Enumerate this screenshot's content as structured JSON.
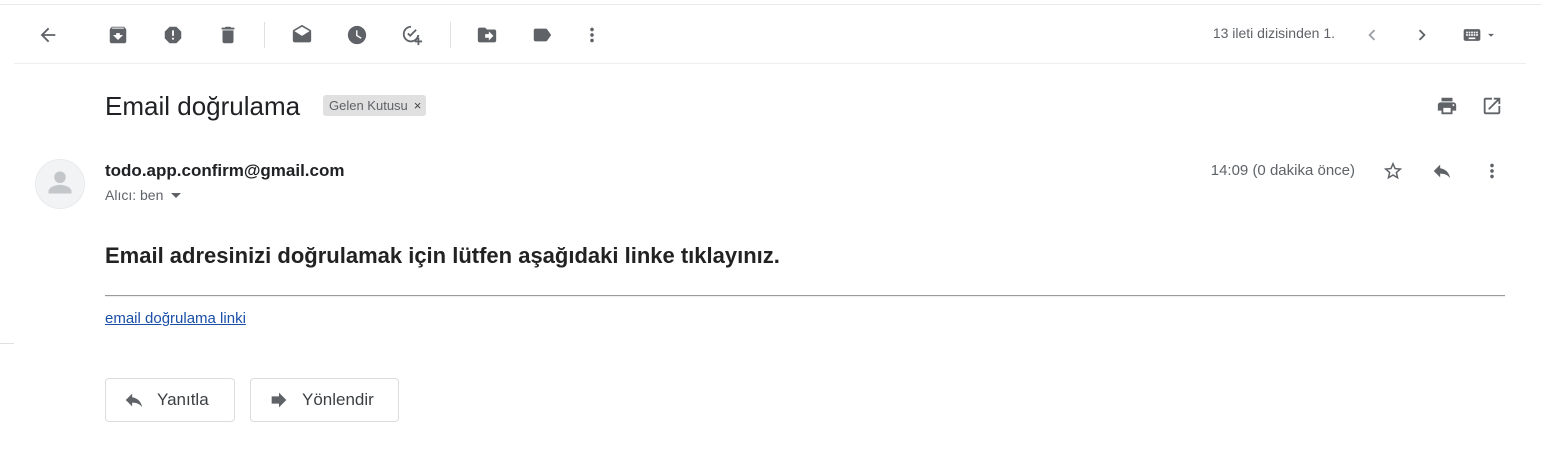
{
  "toolbar": {
    "pager_text": "13 ileti dizisinden 1."
  },
  "message": {
    "subject": "Email doğrulama",
    "label": "Gelen Kutusu",
    "label_remove": "×",
    "sender": "todo.app.confirm@gmail.com",
    "recipient": "Alıcı: ben",
    "timestamp": "14:09 (0 dakika önce)"
  },
  "body": {
    "heading": "Email adresinizi doğrulamak için lütfen aşağıdaki linke tıklayınız.",
    "link_text": "email doğrulama linki"
  },
  "actions": {
    "reply_label": "Yanıtla",
    "forward_label": "Yönlendir"
  }
}
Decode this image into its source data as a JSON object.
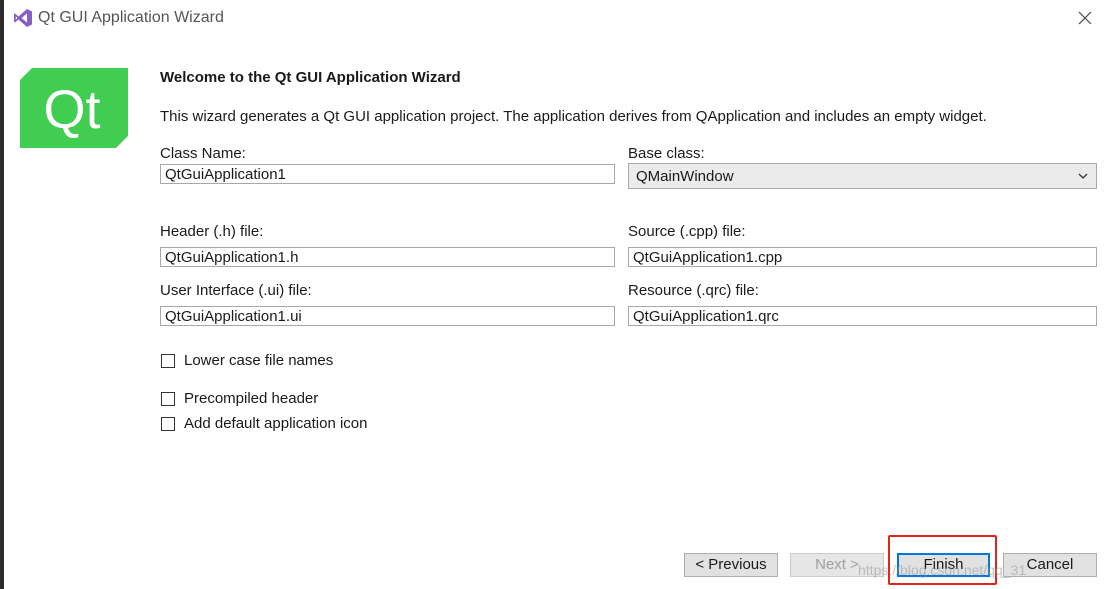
{
  "window": {
    "title": "Qt GUI Application Wizard"
  },
  "logo": {
    "text": "Qt",
    "color": "#41cd52"
  },
  "heading": "Welcome to the Qt GUI Application Wizard",
  "description": "This wizard generates a Qt GUI application project. The application derives from QApplication and includes an empty widget.",
  "form": {
    "class_name": {
      "label": "Class Name:",
      "value": "QtGuiApplication1"
    },
    "base_class": {
      "label": "Base class:",
      "value": "QMainWindow"
    },
    "header_file": {
      "label": "Header (.h) file:",
      "value": "QtGuiApplication1.h"
    },
    "source_file": {
      "label": "Source (.cpp) file:",
      "value": "QtGuiApplication1.cpp"
    },
    "ui_file": {
      "label": "User Interface (.ui) file:",
      "value": "QtGuiApplication1.ui"
    },
    "resource_file": {
      "label": "Resource (.qrc) file:",
      "value": "QtGuiApplication1.qrc"
    }
  },
  "options": {
    "lower_case": {
      "label": "Lower case file names",
      "checked": false
    },
    "precompiled": {
      "label": "Precompiled header",
      "checked": false
    },
    "default_icon": {
      "label": "Add default application icon",
      "checked": false
    }
  },
  "buttons": {
    "previous": "< Previous",
    "next": "Next >",
    "finish": "Finish",
    "cancel": "Cancel"
  },
  "watermark": "https://blog.csdn.net/qq_31"
}
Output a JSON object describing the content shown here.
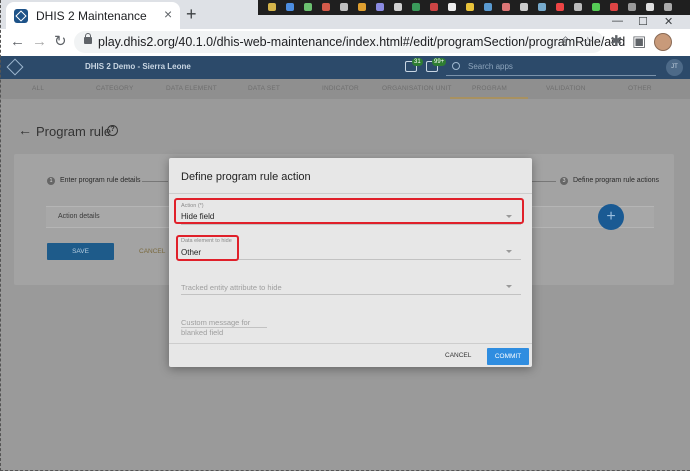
{
  "browser": {
    "tab_title": "DHIS 2 Maintenance",
    "tab_close": "×",
    "new_tab": "+",
    "url": "play.dhis2.org/40.1.0/dhis-web-maintenance/index.html#/edit/programSection/programRule/add",
    "window_controls": [
      "—",
      "☐",
      "✕"
    ]
  },
  "app": {
    "title": "DHIS 2 Demo - Sierra Leone",
    "messages_badge": "31",
    "interpretations_badge": "99+",
    "search_placeholder": "Search apps",
    "user_initials": "JT"
  },
  "section_tabs": [
    "ALL",
    "CATEGORY",
    "DATA ELEMENT",
    "DATA SET",
    "INDICATOR",
    "ORGANISATION UNIT",
    "PROGRAM",
    "VALIDATION",
    "OTHER"
  ],
  "active_section": "PROGRAM",
  "page": {
    "title": "Program rule",
    "help": "?",
    "steps": [
      {
        "num": "1",
        "label": "Enter program rule details"
      },
      {
        "num": "3",
        "label": "Define program rule actions"
      }
    ],
    "action_details_label": "Action details",
    "fab_label": "+",
    "save_label": "SAVE",
    "cancel_label": "CANCEL"
  },
  "dialog": {
    "title": "Define program rule action",
    "action": {
      "label": "Action (*)",
      "value": "Hide field"
    },
    "data_element": {
      "label": "Data element to hide",
      "value": "Other"
    },
    "tracked_entity_placeholder": "Tracked entity attribute to hide",
    "custom_message_placeholder_line1": "Custom message for",
    "custom_message_placeholder_line2": "blanked field",
    "cancel_label": "CANCEL",
    "commit_label": "COMMIT"
  },
  "colors": {
    "highlight": "#e0202a",
    "primary": "#2f8de0",
    "header": "#2c4a6a"
  }
}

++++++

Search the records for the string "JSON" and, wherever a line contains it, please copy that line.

**Response area**:
Enumerate this screenshot's content as structured JSON.
Decode this image into its source data as a JSON object.
Output a JSON object describing the content shown here.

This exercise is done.